A Sahaabi would come leaning on two other men because of sickness, so that he could stand in the row of worshippers, even though he would be excused if he did not come and pray in congregation. What was it that motivated him? His faith.
The one who is keen does not ask whether it is obligatory or not, rather he is keen to follow the Sunnah and the way of the Prophet (peace and blessings of Allaah be upon him).
Ibn Mas’ood (may Allaah be pleased with him) said: “Whoever would like to meet Allaah tomorrow as a Muslim, let him offer these prayers regularly when the call to prayer is given, for what Allaah has prescribed for your Prophet is guidance and this is part of that guidance. If you were to pray in your houses as this man who stayed home did, you would have given up one of the Sunnahs of your Prophet, and if you give up a Sunnah of your Prophet you will go astray. There is no man who does wudoo’ and does it well, then goes to one of these mosques, but for every step he takes Allaah will record one hasanah (good deed) for him, and erase one bad deed. There was a time when no one stayed away from the prayer but a hypocrite whose hypocrisy was well known, and a man would come supported by two others so that he could stand in the row.” Narrated by Muslim, 654.
What we have mentioned about hearing the call to prayer is what was stated in a fatwa by Shaykh ‘Abd al-‘Azeez ibn Baaz (may Allaah have mercy on him), when he was asked about a man who lives in a house far away from the mosque and has to use a car to go to the prayers because if he goes on foot he sometimes misses the prayer, but he can hear the adhaan over the loudspeakers. Is there any sin on him if he prays at home with three or four neighbours in the home of one of them?
The Shaykh replied:
You have to pray with your Muslim brothers in the mosque, if you can hear the adhaan in your home at a normal volume without the aid of loudspeakers, when other sounds are silent and there is nothing to prevent you from hearing it.
If you are far away and cannot hear the adhaan without the loudspeakers, it is permissible for you to pray in your house or with some of your neighbours, because it was proven that the Prophet (peace and blessings of Allaah be upon him) said to the blind man when he asked him for permission to pray in his house: “Can you hear the call to prayer?” He said, “Yes.” He said, “Then answer it.” Narrated by Imam Muslim in his Saheeh.

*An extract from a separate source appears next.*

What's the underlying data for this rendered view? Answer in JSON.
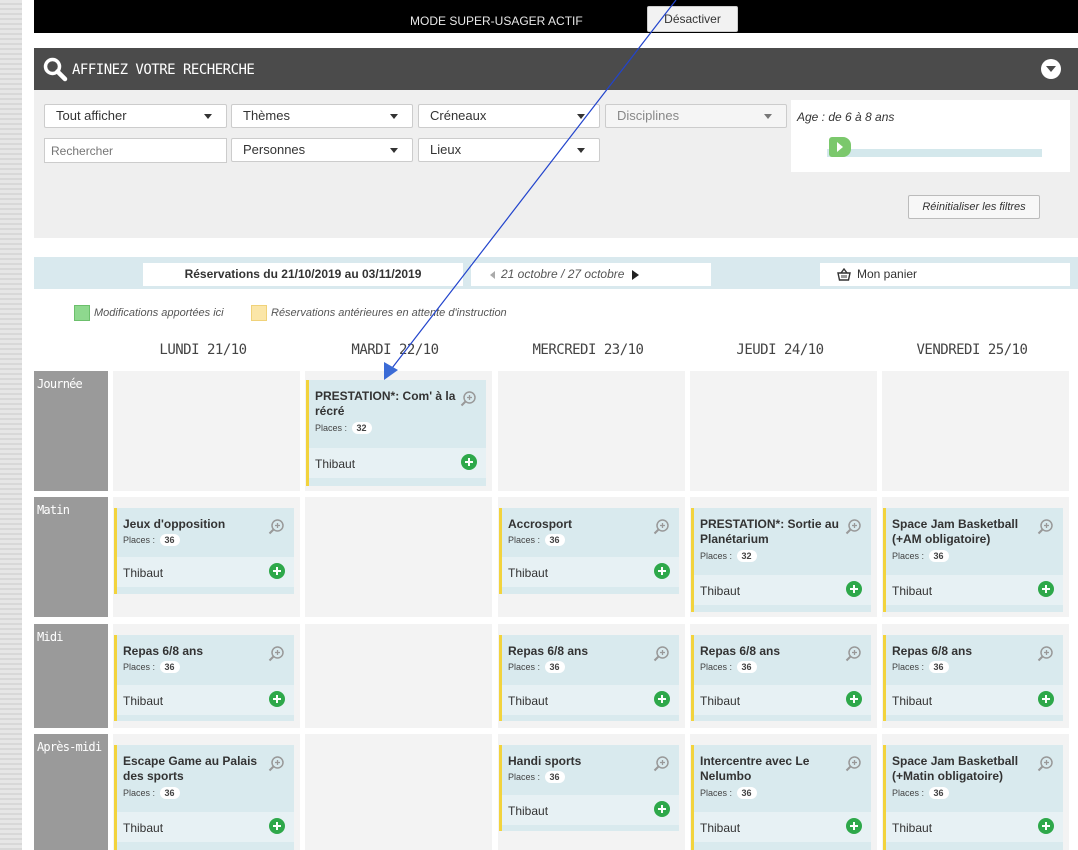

And the Prophet (peace and blessings of Allaah be upon him) said: “Whoever hears the call to prayer and does not come, there is no prayer for him [i.e., his prayer is not valid], except for the one who has an excuse.” Narrated by Ibn Maajah, al-Daaraqutni, Ibn Hibbaan and al-Haakim with a saheeh isnad. If you answer the call of the muezzin even though you live far away and you take the trouble to come on foot or by car, then that is better for you, and Allaah will reward your footsteps to and from the mosque, so long as you are sincere and have the right intention, because it was narrated that there was a man who lived far from the Prophet’s Mosque but he never missed a prayer with the Prophet (peace and blessings of Allaah be upon him). It was said to him, “Why do you not buy a donkey that you can ride when it is hot and when it is very dark at night?” He said, “I would not like my house to be close to the mosque, for I want my walking to the mosque and back to my family to be recorded.” The Prophet (peace and blessings of Allaah be upon him) said to him, “Allaah will grant you all of that.” Narrated by Imam Muslim in his Saheeh.

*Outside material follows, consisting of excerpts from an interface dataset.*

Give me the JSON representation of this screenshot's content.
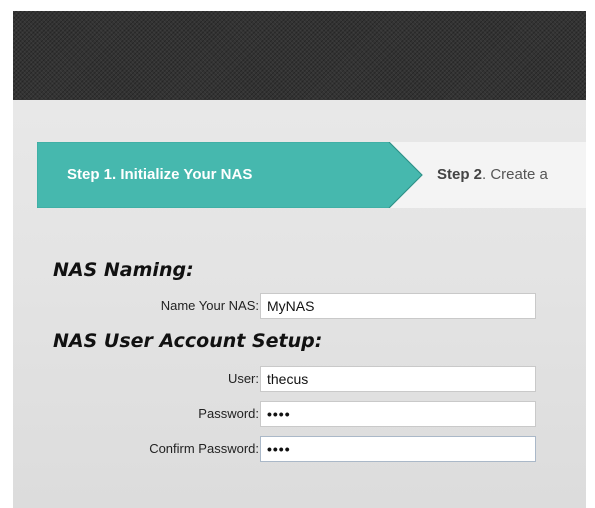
{
  "steps": {
    "step1_label": "Step 1. Initialize Your NAS",
    "step2_prefix": "Step 2",
    "step2_rest": ". Create a"
  },
  "nas_naming": {
    "title": "NAS Naming:",
    "name_label": "Name Your NAS:",
    "name_value": "MyNAS"
  },
  "account_setup": {
    "title": "NAS User Account Setup:",
    "user_label": "User:",
    "user_value": "thecus",
    "password_label": "Password:",
    "password_value": "••••",
    "confirm_label": "Confirm Password:",
    "confirm_value": "••••"
  },
  "colors": {
    "active_step": "#46b8ae",
    "inactive_step": "#f4f4f4",
    "header": "#333333"
  }
}
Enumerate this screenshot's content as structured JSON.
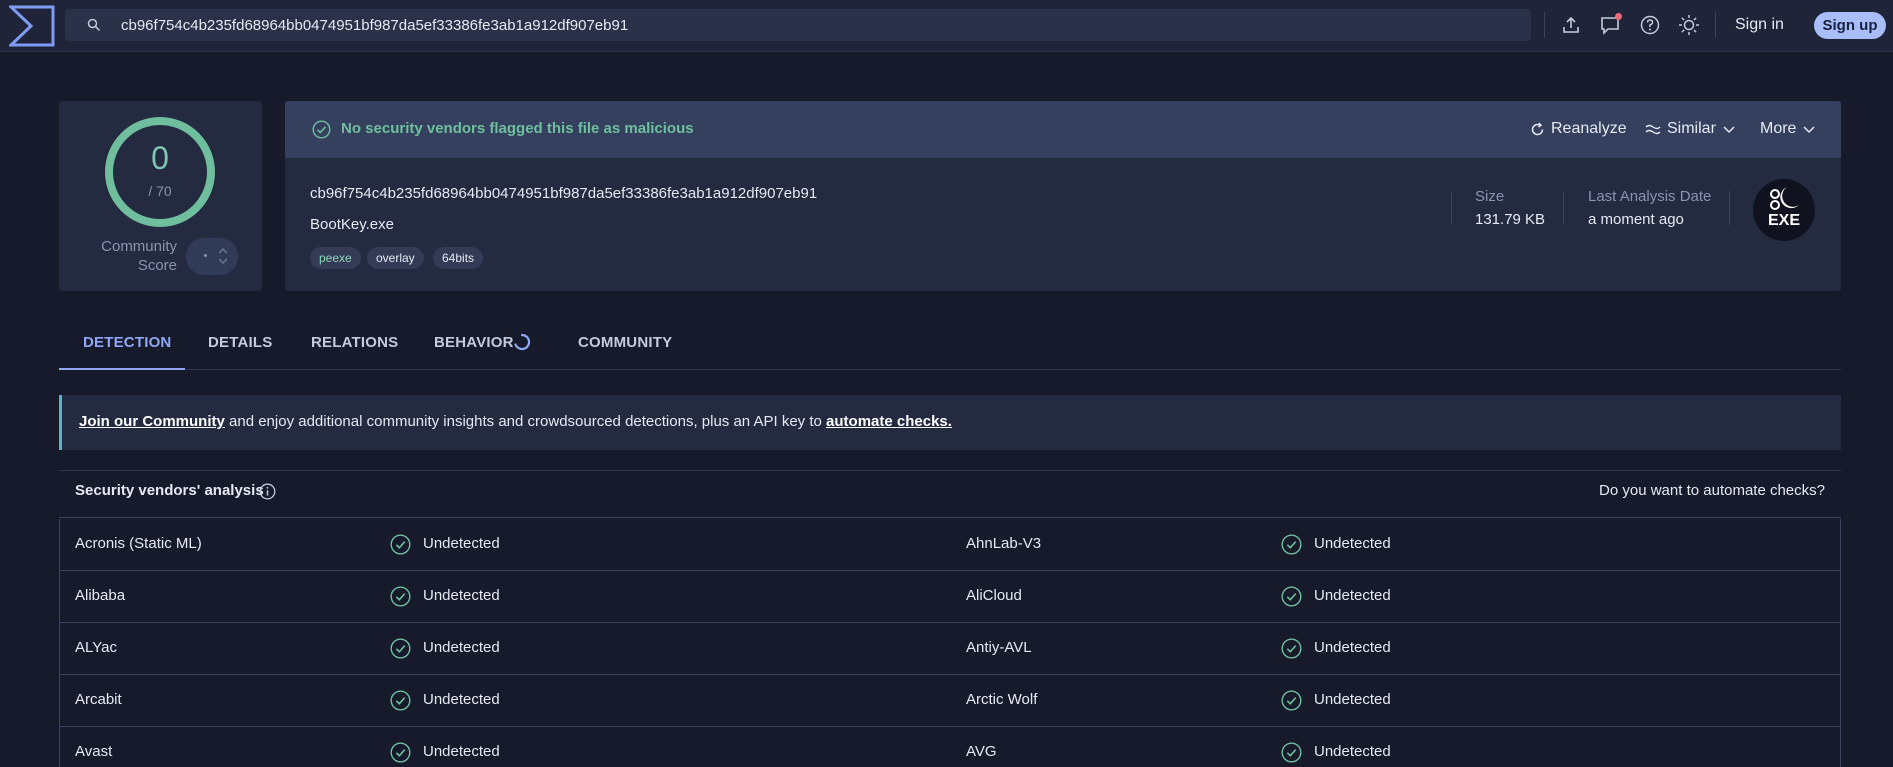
{
  "topbar": {
    "search_value": "cb96f754c4b235fd68964bb0474951bf987da5ef33386fe3ab1a912df907eb91",
    "sign_in": "Sign in",
    "sign_up": "Sign up",
    "icons": [
      "upload-icon",
      "chat-icon",
      "help-icon",
      "theme-icon"
    ]
  },
  "score": {
    "value": "0",
    "total": "/ 70",
    "community_label": "Community Score"
  },
  "banner": {
    "message": "No security vendors flagged this file as malicious",
    "reanalyze": "Reanalyze",
    "similar": "Similar",
    "more": "More"
  },
  "file": {
    "hash": "cb96f754c4b235fd68964bb0474951bf987da5ef33386fe3ab1a912df907eb91",
    "name": "BootKey.exe",
    "tags": [
      "peexe",
      "overlay",
      "64bits"
    ],
    "size_label": "Size",
    "size_value": "131.79 KB",
    "last_analysis_label": "Last Analysis Date",
    "last_analysis_value": "a moment ago",
    "type_icon_label": "EXE"
  },
  "tabs": [
    "DETECTION",
    "DETAILS",
    "RELATIONS",
    "BEHAVIOR",
    "COMMUNITY"
  ],
  "join": {
    "link1": "Join our Community",
    "middle": " and enjoy additional community insights and crowdsourced detections, plus an API key to ",
    "link2": "automate checks."
  },
  "vendors": {
    "title": "Security vendors' analysis",
    "automate_prompt": "Do you want to automate checks?",
    "rows": [
      {
        "left_name": "Acronis (Static ML)",
        "left_status": "Undetected",
        "right_name": "AhnLab-V3",
        "right_status": "Undetected"
      },
      {
        "left_name": "Alibaba",
        "left_status": "Undetected",
        "right_name": "AliCloud",
        "right_status": "Undetected"
      },
      {
        "left_name": "ALYac",
        "left_status": "Undetected",
        "right_name": "Antiy-AVL",
        "right_status": "Undetected"
      },
      {
        "left_name": "Arcabit",
        "left_status": "Undetected",
        "right_name": "Arctic Wolf",
        "right_status": "Undetected"
      },
      {
        "left_name": "Avast",
        "left_status": "Undetected",
        "right_name": "AVG",
        "right_status": "Undetected"
      }
    ]
  },
  "colors": {
    "background": "#161a2b",
    "panel": "#242a40",
    "accent": "#8fa8f5",
    "clean_green": "#6fbf9e",
    "signup_bg": "#a9bdf9"
  }
}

End quote. From Majmoo’ Fataawa al-Shaykh Ibn Baaz, 12/36
And Allaah knows best.